She was brewery executive’s good luck charm

THE first time Asia Pacific Breweries executive Chia Teck Leng met the woman who would become his girlfriend, he won S$1mil (RM2.2mil) from her at the gambling table. 

It was April 2002 and Li Jin, 22, a Chinese national, was then a croupier in the VVIP room at the casino on board a cruise ship. 

Subsequently, whenever he went on board to gamble, finance manager Chia, 44, a married man, always asked for his “good luck charm”. 

True enough, he won whenever he played against her. So frequent were her losses to him that eventually, she was given a day off whenever Chia came on board. 

Li, from Jiangsu and a Nanjing University graduate, later left her job to be with Chia in Singapore. 

Li: Jailed for using a forged passport to enter and leave Singapore.

Li’s lawyer, Edmond Pereira, gave an account of the couple’s relationship in a district court on Thursday, where she faced charges of using a forged passport to enter and leave Singapore. 

She pleaded guilty to three charges and had five other charges taken into consideration. 

Chia stands accused of using forged documents to cheat four banks of more than S$117mil (RM258mil) between 1999 and 2002, in what the prosecution has called the “biggest case of financial fraud in the history of Singapore.” 

The fake passport was found when the Commercial Affairs Department raided her Grange Road apartment while investigating Chia. 

The court heard that Li had had a valid China passport and was already using it to travel to Singapore and Australia with Chia. 

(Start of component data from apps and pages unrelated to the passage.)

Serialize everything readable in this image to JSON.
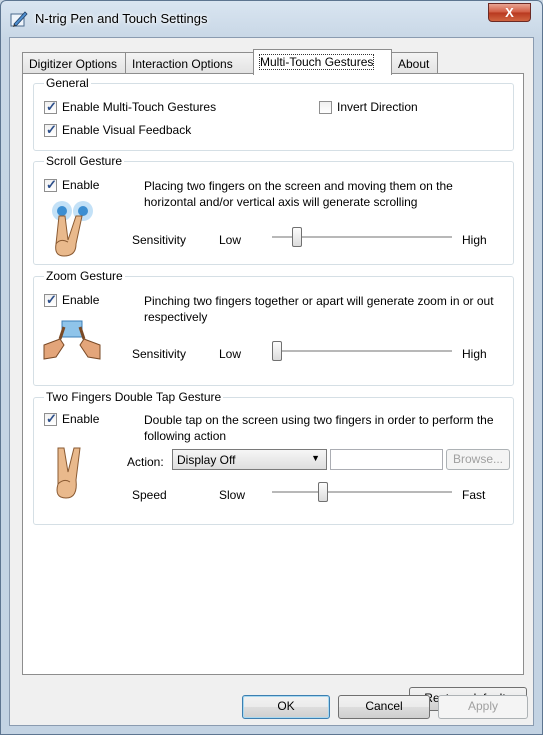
{
  "window": {
    "title": "N-trig Pen and Touch Settings",
    "close_glyph": "X"
  },
  "tabs": [
    {
      "label": "Digitizer Options"
    },
    {
      "label": "Interaction Options"
    },
    {
      "label": "Multi-Touch Gestures"
    },
    {
      "label": "About"
    }
  ],
  "active_tab": "Multi-Touch Gestures",
  "general": {
    "legend": "General",
    "enable_multitouch": {
      "label": "Enable Multi-Touch Gestures",
      "checked": true
    },
    "invert_direction": {
      "label": "Invert Direction",
      "checked": false
    },
    "enable_visual_feedback": {
      "label": "Enable Visual Feedback",
      "checked": true
    }
  },
  "scroll": {
    "legend": "Scroll Gesture",
    "enable": {
      "label": "Enable",
      "checked": true
    },
    "description": "Placing two fingers on the screen and moving them on the horizontal and/or vertical axis will generate scrolling",
    "sensitivity_label": "Sensitivity",
    "low_label": "Low",
    "high_label": "High",
    "sensitivity_value": 0.12
  },
  "zoom": {
    "legend": "Zoom Gesture",
    "enable": {
      "label": "Enable",
      "checked": true
    },
    "description": "Pinching two fingers together or apart will generate zoom in or out respectively",
    "sensitivity_label": "Sensitivity",
    "low_label": "Low",
    "high_label": "High",
    "sensitivity_value": 0.0
  },
  "double_tap": {
    "legend": "Two Fingers Double Tap Gesture",
    "enable": {
      "label": "Enable",
      "checked": true
    },
    "description": "Double tap on the screen using two fingers in order to perform the following action",
    "action_label": "Action:",
    "action_value": "Display Off",
    "action_path": "",
    "browse_label": "Browse...",
    "speed_label": "Speed",
    "slow_label": "Slow",
    "fast_label": "Fast",
    "speed_value": 0.27
  },
  "buttons": {
    "restore_defaults": "Restore defaults",
    "ok": "OK",
    "cancel": "Cancel",
    "apply": "Apply"
  },
  "icons": {
    "app": "pen-tablet-icon",
    "scroll": "two-finger-scroll-icon",
    "zoom": "two-hand-pinch-icon",
    "double_tap": "two-finger-tap-icon"
  }
}
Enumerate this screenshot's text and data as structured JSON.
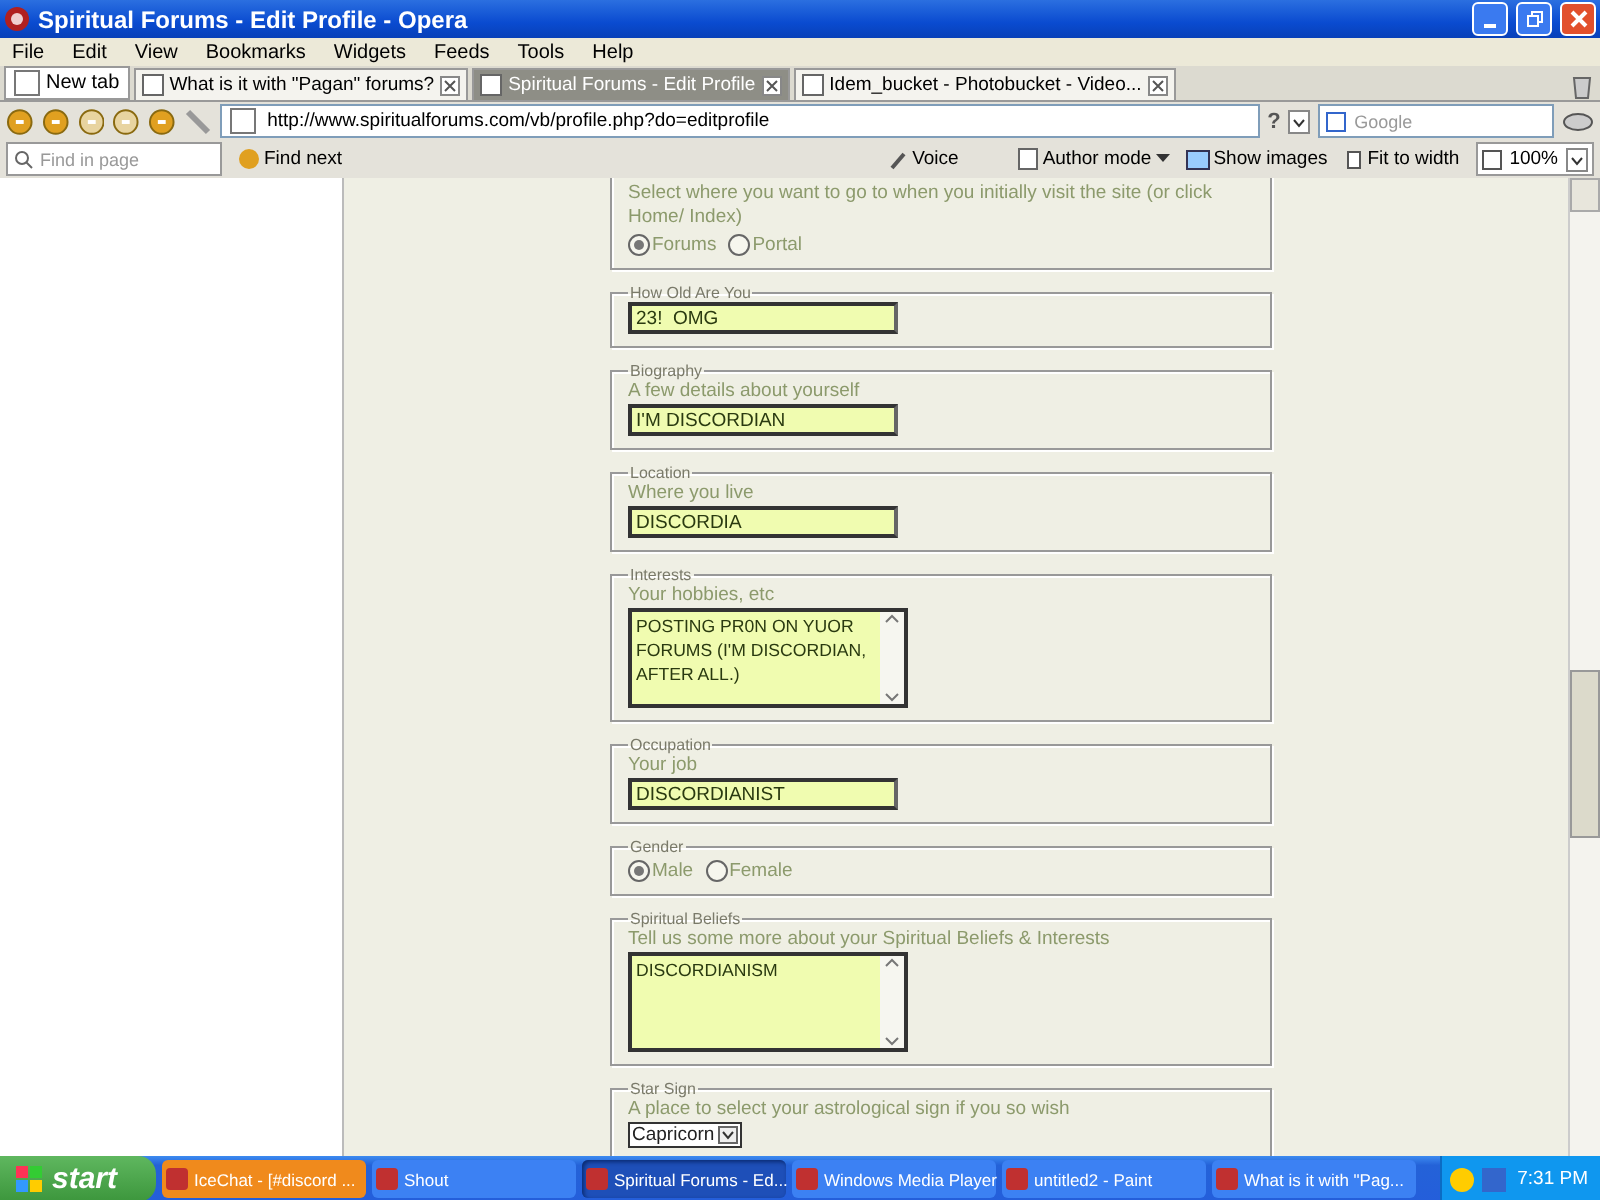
{
  "window": {
    "title": "Spiritual Forums - Edit Profile - Opera"
  },
  "menu": [
    "File",
    "Edit",
    "View",
    "Bookmarks",
    "Widgets",
    "Feeds",
    "Tools",
    "Help"
  ],
  "new_tab": "New tab",
  "tabs": [
    {
      "label": "What is it with \"Pagan\" forums?",
      "selected": false
    },
    {
      "label": "Spiritual Forums - Edit Profile",
      "selected": true
    },
    {
      "label": "Idem_bucket - Photobucket - Video...",
      "selected": false
    }
  ],
  "address": {
    "url": "http://www.spiritualforums.com/vb/profile.php?do=editprofile",
    "help": "?",
    "search_placeholder": "Google"
  },
  "find_bar": {
    "placeholder": "Find in page",
    "find_next": "Find next",
    "voice": "Voice",
    "author_mode": "Author mode",
    "show_images": "Show images",
    "fit_to_width": "Fit to width",
    "zoom": "100%"
  },
  "fields": [
    {
      "kind": "radio",
      "description": "Select where you want to go to when you initially visit the site (or click Home/ Index)",
      "options": [
        {
          "label": "Forums",
          "selected": true
        },
        {
          "label": "Portal",
          "selected": false
        }
      ]
    },
    {
      "kind": "text",
      "legend": "How Old Are You",
      "value": "23!  OMG"
    },
    {
      "kind": "text",
      "legend": "Biography",
      "description": "A few details about yourself",
      "value": "I'M DISCORDIAN"
    },
    {
      "kind": "text",
      "legend": "Location",
      "description": "Where you live",
      "value": "DISCORDIA"
    },
    {
      "kind": "textarea",
      "legend": "Interests",
      "description": "Your hobbies, etc",
      "value": "POSTING PR0N ON YUOR FORUMS (I'M DISCORDIAN, AFTER ALL.)"
    },
    {
      "kind": "text",
      "legend": "Occupation",
      "description": "Your job",
      "value": "DISCORDIANIST"
    },
    {
      "kind": "radio",
      "legend": "Gender",
      "options": [
        {
          "label": "Male",
          "selected": true
        },
        {
          "label": "Female",
          "selected": false
        }
      ]
    },
    {
      "kind": "textarea",
      "legend": "Spiritual Beliefs",
      "description": "Tell us some more about your Spiritual Beliefs & Interests",
      "value": "DISCORDIANISM"
    },
    {
      "kind": "select",
      "legend": "Star Sign",
      "description": "A place to select your astrological sign if you so wish",
      "value": "Capricorn"
    }
  ],
  "taskbar": {
    "start": "start",
    "items": [
      {
        "label": "IceChat - [#discord ...",
        "selected": false,
        "flashing": true
      },
      {
        "label": "Shout",
        "selected": false,
        "flashing": false
      },
      {
        "label": "Spiritual Forums - Ed...",
        "selected": true,
        "flashing": false
      },
      {
        "label": "Windows Media Player",
        "selected": false,
        "flashing": false
      },
      {
        "label": "untitled2 - Paint",
        "selected": false,
        "flashing": false
      },
      {
        "label": "What is it with \"Pag...",
        "selected": false,
        "flashing": false
      }
    ],
    "clock": "7:31 PM"
  }
}
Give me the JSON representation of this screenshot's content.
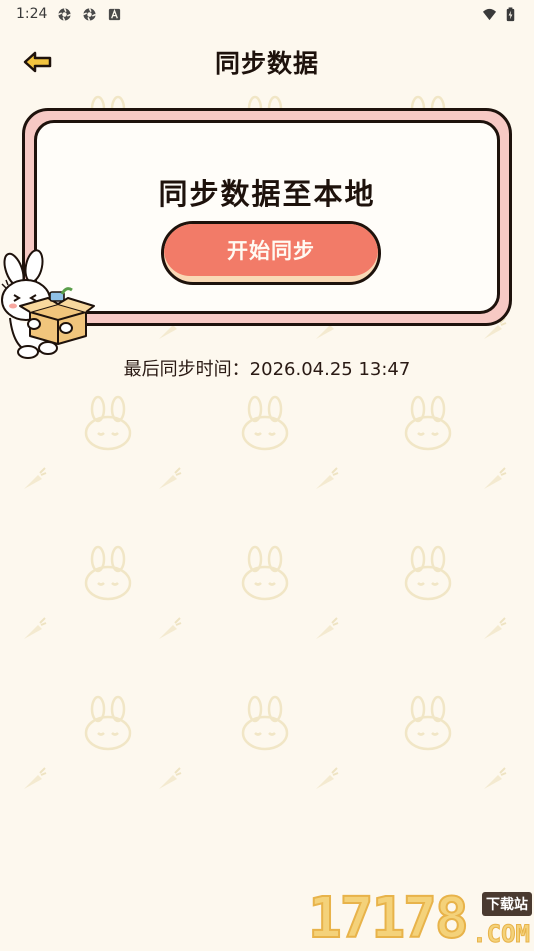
{
  "status_bar": {
    "time": "1:24",
    "icons": [
      "gear-icon",
      "gear-icon",
      "font-icon",
      "wifi-icon",
      "battery-charging-icon"
    ]
  },
  "header": {
    "title": "同步数据",
    "back_icon": "back-arrow-icon"
  },
  "card": {
    "heading": "同步数据至本地",
    "button_label": "开始同步",
    "mascot": "bunny-carrying-box-illustration"
  },
  "last_sync": {
    "label": "最后同步时间：",
    "value": "2026.04.25 13:47"
  },
  "watermark": {
    "number": "17178",
    "tag": "下载站",
    "suffix": ".COM"
  },
  "colors": {
    "background": "#fdf8ee",
    "card_border_fill": "#f7c9c4",
    "button": "#f27b68",
    "button_shadow": "#f9d9b6",
    "ink": "#1e120c"
  }
}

Chia later applied for an employment pass for her through IT company Business Continuum Solutions, which he set up. 

While waiting for the pass, Chia paid S$10,000 (RM22,000) for a forged passport to make it easier for her to come into Singapore. 

She used the passport between Nov 12, 2002 and Jan 9 last year. She later travelled to Malaysia, Australia, England and Cambodia on her own passport. 

District judge Jasvender Kaur accepted Pereira’s argument that the fake passport was used only as a temporary measure, to enable her to be with Chia. She also accepted that Li should not be penalised just because she was associated with Chia. 

However, using a forged passport was a very serious offence, she said, as she jailed Li for six months. 

The sentence was backdated to Dec 12 last year, when she was remanded. With a one-third remission, she is expected to be out of jail in a month’s time. – The Straits Times/Asia News Network

For another perspective from The Straits Times, a partner of Asia News Network, click here.


Article type: metered
User Type: anonymous web
User Status:
Campaign ID: 18
Cxense type: free
User access status: 3

Did you find this article insightful?


Next In Regional

Covid-19: Cases up by 1,745, bringing total to 305,880 (updated daily)
Community group buying: Chinese regulators fine businesses tied to Big Tech for price dumping
Asean economic ministers propose common digital vaccine certificate, says Azmin Ali
Federal Court throws out former Umno members' bid to dissolve party
Bitcoin volatility rocks China’s graphics card market, pushing vendors to demand same-day purchases of dwindling supply
Covid-19: First batch of AstraZeneca vaccine expected to arrive in second quarter
Covid-19: 1,555 new cases, six fatalities bring death toll to 1,141
KLCI stays range-bound, market breadth negative
Thai PM orders study on 'vaccine passports' to boost tourism
Bank Negara seen holding key rate as infections slow, Covid-19 vaccination starts

Stories You'll Enjoy